Commissioner Steve Troxler: U.S. Forest Service Grant Helps Protect Urban Ash Trees from Emerald Ash Borer

The N.C. Forest Service received a grant from the U.S. Forest Service that is being used to protect urban ash trees from the emerald ash borer, a highly destructive pest whose reach and threat to ash trees is becoming greater in the state.

  • In 2013, the first signs of emerald ash borers were found in North Carolina in Granville County, sparking serious concern for ash trees in the state. Further searching turned up the green metallic beetle in Person, Vance and Warren counties. It was detected in a tree stand in Wayne County in 2015.
  • Emerald ash borers are known to be highly destructive pests that have caused well documented devastation of forests in the northwest.
  • Initially, it was only found in a few counties, but today the emerald ash borer has been found in 36 of the state’s 100 counties.
  • Ash trees have been popular choices in urban settings so it is very likely that you may find a canopy of ash trees down many main streets in our cities. Unfortunately, the emerald ash borer has been found within five miles of Charlotte, Raleigh, Greensboro, Winston-Salem, Durham and Asheville, posing a serious threat to these trees.
  • Our department received a grant from the U.S. Forest Service that we are using to help protect urban trees, particularly those of historical or recreational value in high-visibility urban areas.
  • The Ash Protection Program primarily helps municipalities treat urban ash trees with a pesticide that protects the tree from emerald ash borers for two to three years.
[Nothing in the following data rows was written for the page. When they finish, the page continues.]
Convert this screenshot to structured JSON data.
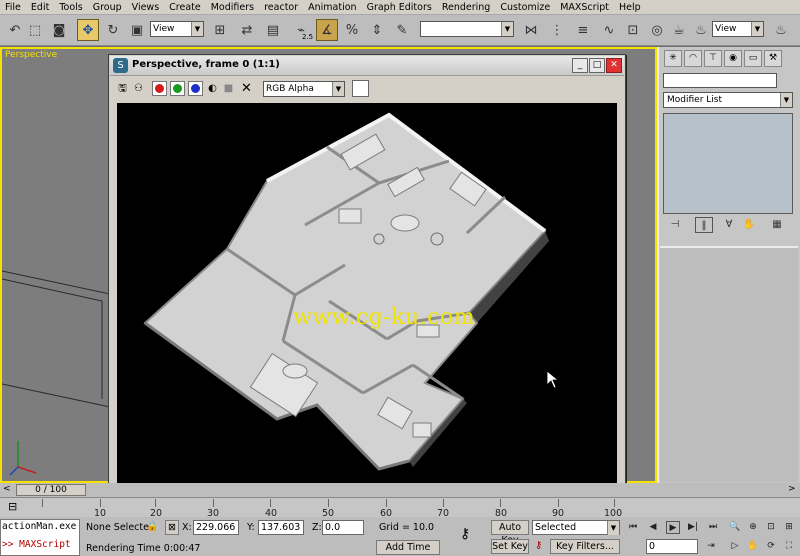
{
  "menu": [
    "File",
    "Edit",
    "Tools",
    "Group",
    "Views",
    "Create",
    "Modifiers",
    "reactor",
    "Animation",
    "Graph Editors",
    "Rendering",
    "Customize",
    "MAXScript",
    "Help"
  ],
  "toolbar": {
    "coord_system": "View",
    "named_selection": "",
    "right_view_dropdown": "View",
    "small_counter": "2.5"
  },
  "viewport": {
    "label": "Perspective"
  },
  "render_window": {
    "title": "Perspective, frame 0 (1:1)",
    "channel_select": "RGB Alpha",
    "watermark": "www.cg-ku.com"
  },
  "command_panel": {
    "modifier_list": "Modifier List"
  },
  "timeline": {
    "frame_counter": "0 / 100",
    "ticks": [
      "10",
      "20",
      "30",
      "40",
      "50",
      "60",
      "70",
      "80",
      "90",
      "100"
    ]
  },
  "status": {
    "script_line1": "actionMan.exe",
    "script_line2": ">> MAXScript",
    "selection": "None Selecte",
    "x_label": "X:",
    "x_value": "229.066",
    "y_label": "Y:",
    "y_value": "137.603",
    "z_label": "Z:",
    "z_value": "0.0",
    "grid": "Grid = 10.0",
    "render_time": "Rendering Time  0:00:47",
    "add_time_tag": "Add Time Tag",
    "auto_key": "Auto Key",
    "set_key": "Set Key",
    "key_mode": "Selected",
    "key_filters": "Key Filters...",
    "current_frame": "0"
  },
  "colors": {
    "active_viewport_border": "#f5e000",
    "watermark": "#f0e400",
    "script_error_text": "#b00000"
  }
}
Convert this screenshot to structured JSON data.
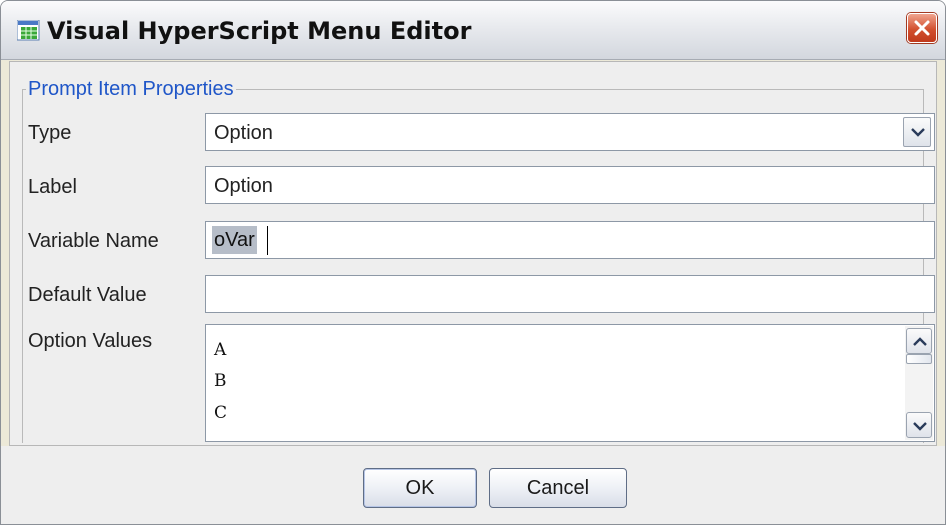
{
  "window": {
    "title": "Visual HyperScript Menu Editor",
    "app_icon": "spreadsheet-grid-icon",
    "close_icon": "close-x-icon"
  },
  "group": {
    "title": "Prompt Item Properties"
  },
  "form": {
    "type": {
      "label": "Type",
      "value": "Option"
    },
    "label": {
      "label": "Label",
      "value": "Option"
    },
    "variable_name": {
      "label": "Variable Name",
      "value": "oVar"
    },
    "default_value": {
      "label": "Default Value",
      "value": ""
    },
    "option_values": {
      "label": "Option Values",
      "lines": [
        "A",
        "B",
        "C"
      ]
    }
  },
  "buttons": {
    "ok": "OK",
    "cancel": "Cancel"
  },
  "colors": {
    "group_title": "#1f56c8",
    "selection": "#b6bdc8",
    "close_button": "#d2502f"
  }
}
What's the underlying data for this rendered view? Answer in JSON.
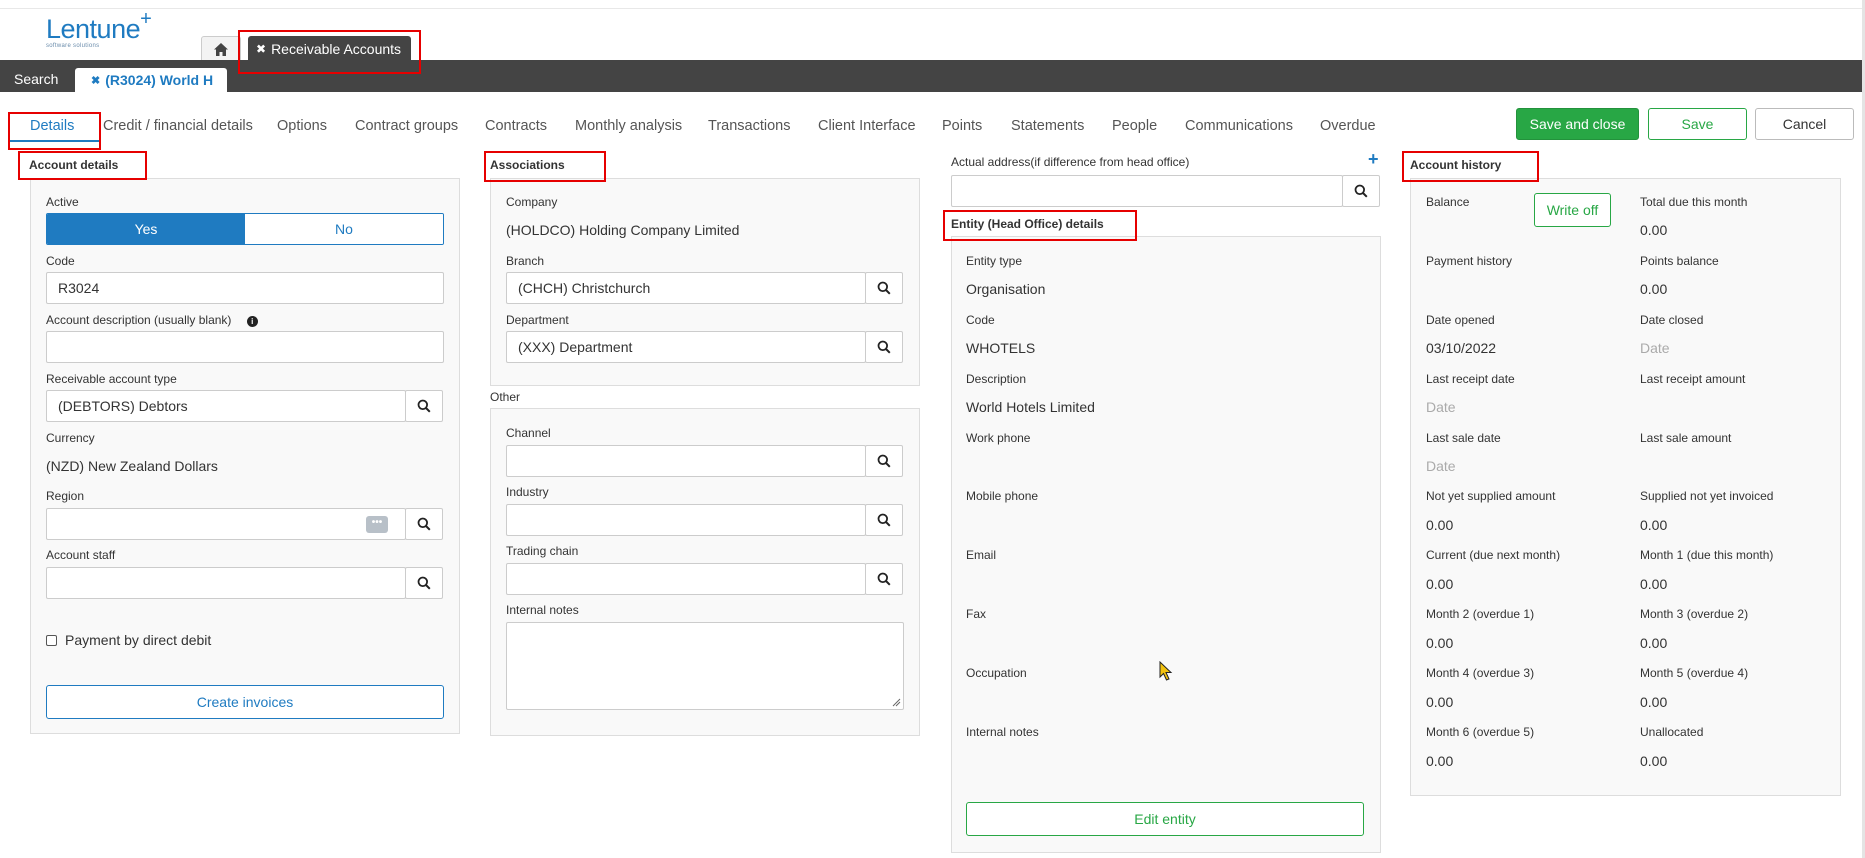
{
  "header": {
    "logo_text": "Lentune",
    "logo_sub": "software solutions",
    "module_tab": "Receivable Accounts",
    "search_tab": "Search",
    "record_tab": "(R3024) World H"
  },
  "tabs": [
    "Details",
    "Credit / financial details",
    "Options",
    "Contract groups",
    "Contracts",
    "Monthly analysis",
    "Transactions",
    "Client Interface",
    "Points",
    "Statements",
    "People",
    "Communications",
    "Overdue"
  ],
  "actions": {
    "save_close": "Save and close",
    "save": "Save",
    "cancel": "Cancel"
  },
  "account_details": {
    "title": "Account details",
    "active_label": "Active",
    "yes": "Yes",
    "no": "No",
    "code_label": "Code",
    "code_value": "R3024",
    "desc_label": "Account description (usually blank)",
    "desc_value": "",
    "type_label": "Receivable account type",
    "type_value": "(DEBTORS) Debtors",
    "currency_label": "Currency",
    "currency_value": "(NZD) New Zealand Dollars",
    "region_label": "Region",
    "staff_label": "Account staff",
    "direct_debit_label": "Payment by direct debit",
    "create_invoices": "Create invoices"
  },
  "associations": {
    "title": "Associations",
    "company_label": "Company",
    "company_value": "(HOLDCO) Holding Company Limited",
    "branch_label": "Branch",
    "branch_value": "(CHCH) Christchurch",
    "dept_label": "Department",
    "dept_value": "(XXX) Department"
  },
  "other": {
    "title": "Other",
    "channel_label": "Channel",
    "industry_label": "Industry",
    "trading_label": "Trading chain",
    "notes_label": "Internal notes"
  },
  "address": {
    "label": "Actual address(if difference from head office)"
  },
  "entity": {
    "title": "Entity (Head Office) details",
    "type_label": "Entity type",
    "type_value": "Organisation",
    "code_label": "Code",
    "code_value": "WHOTELS",
    "desc_label": "Description",
    "desc_value": "World Hotels Limited",
    "work_phone_label": "Work phone",
    "mobile_label": "Mobile phone",
    "email_label": "Email",
    "fax_label": "Fax",
    "occupation_label": "Occupation",
    "notes_label": "Internal notes",
    "edit_button": "Edit entity"
  },
  "history": {
    "title": "Account history",
    "balance_label": "Balance",
    "write_off": "Write off",
    "total_due_label": "Total due this month",
    "total_due_value": "0.00",
    "payment_history_label": "Payment history",
    "points_label": "Points balance",
    "points_value": "0.00",
    "date_opened_label": "Date opened",
    "date_opened_value": "03/10/2022",
    "date_closed_label": "Date closed",
    "date_closed_value": "Date",
    "last_receipt_date_label": "Last receipt date",
    "last_receipt_date_value": "Date",
    "last_receipt_amount_label": "Last receipt amount",
    "last_sale_date_label": "Last sale date",
    "last_sale_date_value": "Date",
    "last_sale_amount_label": "Last sale amount",
    "not_supplied_label": "Not yet supplied amount",
    "not_supplied_value": "0.00",
    "supplied_not_invoiced_label": "Supplied not yet invoiced",
    "supplied_not_invoiced_value": "0.00",
    "current_label": "Current (due next month)",
    "current_value": "0.00",
    "month1_label": "Month 1 (due this month)",
    "month1_value": "0.00",
    "month2_label": "Month 2 (overdue 1)",
    "month2_value": "0.00",
    "month3_label": "Month 3 (overdue 2)",
    "month3_value": "0.00",
    "month4_label": "Month 4 (overdue 3)",
    "month4_value": "0.00",
    "month5_label": "Month 5 (overdue 4)",
    "month5_value": "0.00",
    "month6_label": "Month 6 (overdue 5)",
    "month6_value": "0.00",
    "unallocated_label": "Unallocated",
    "unallocated_value": "0.00"
  },
  "colors": {
    "accent": "#1f7bc1",
    "success": "#28a745",
    "dark_bar": "#444444",
    "highlight": "#e60000"
  }
}
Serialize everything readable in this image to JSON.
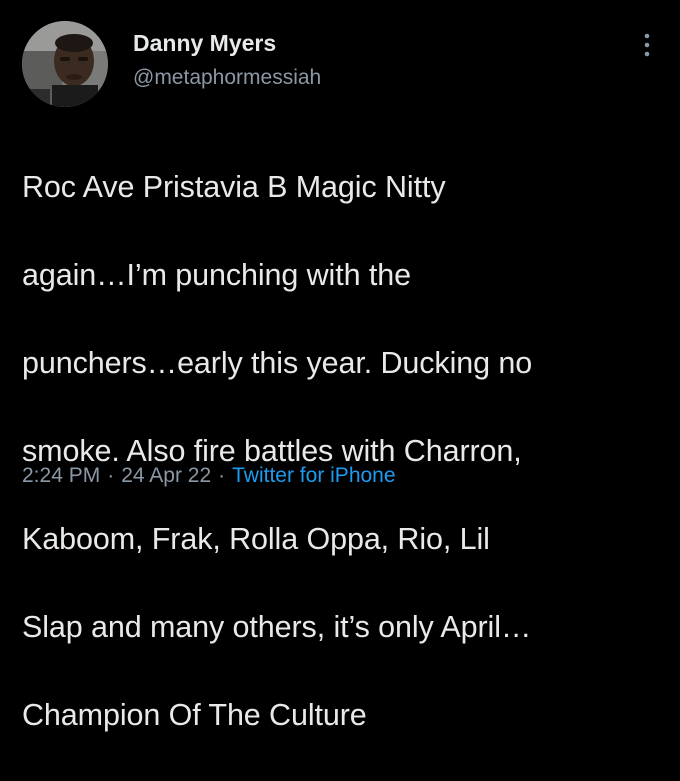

The pesticide is injected into the base of the tree for the initial protection, with the option of extending the protection with a booster application later.
  • This year, we funded the first round of projects, which included the cities of Charlotte, Greensboro, Henderson and Salisbury, the town of Matthews, the Society for the Preservation of Historic Oakwood in Raleigh and the Arthur Morgan School in Burnsville.
  • Altogether, 201 urban ash trees were treated in 2018 through this program.
  • The emerald ash borers are a quarter- to a half-inch long and are slender and metallic green. The adult beetles begin to emerge from May to June, so they can be seen in the summer months.
  • When the adults emerge from a tree, they leave behind a D-shaped exit hole. The larvae can also create serpentine tunneling marks, known as feeding galleries, which are found under the bark of the infested trees.
  • I hope we are able to continue the urban program for several more years, because this insect is a real threat to ash trees across the state.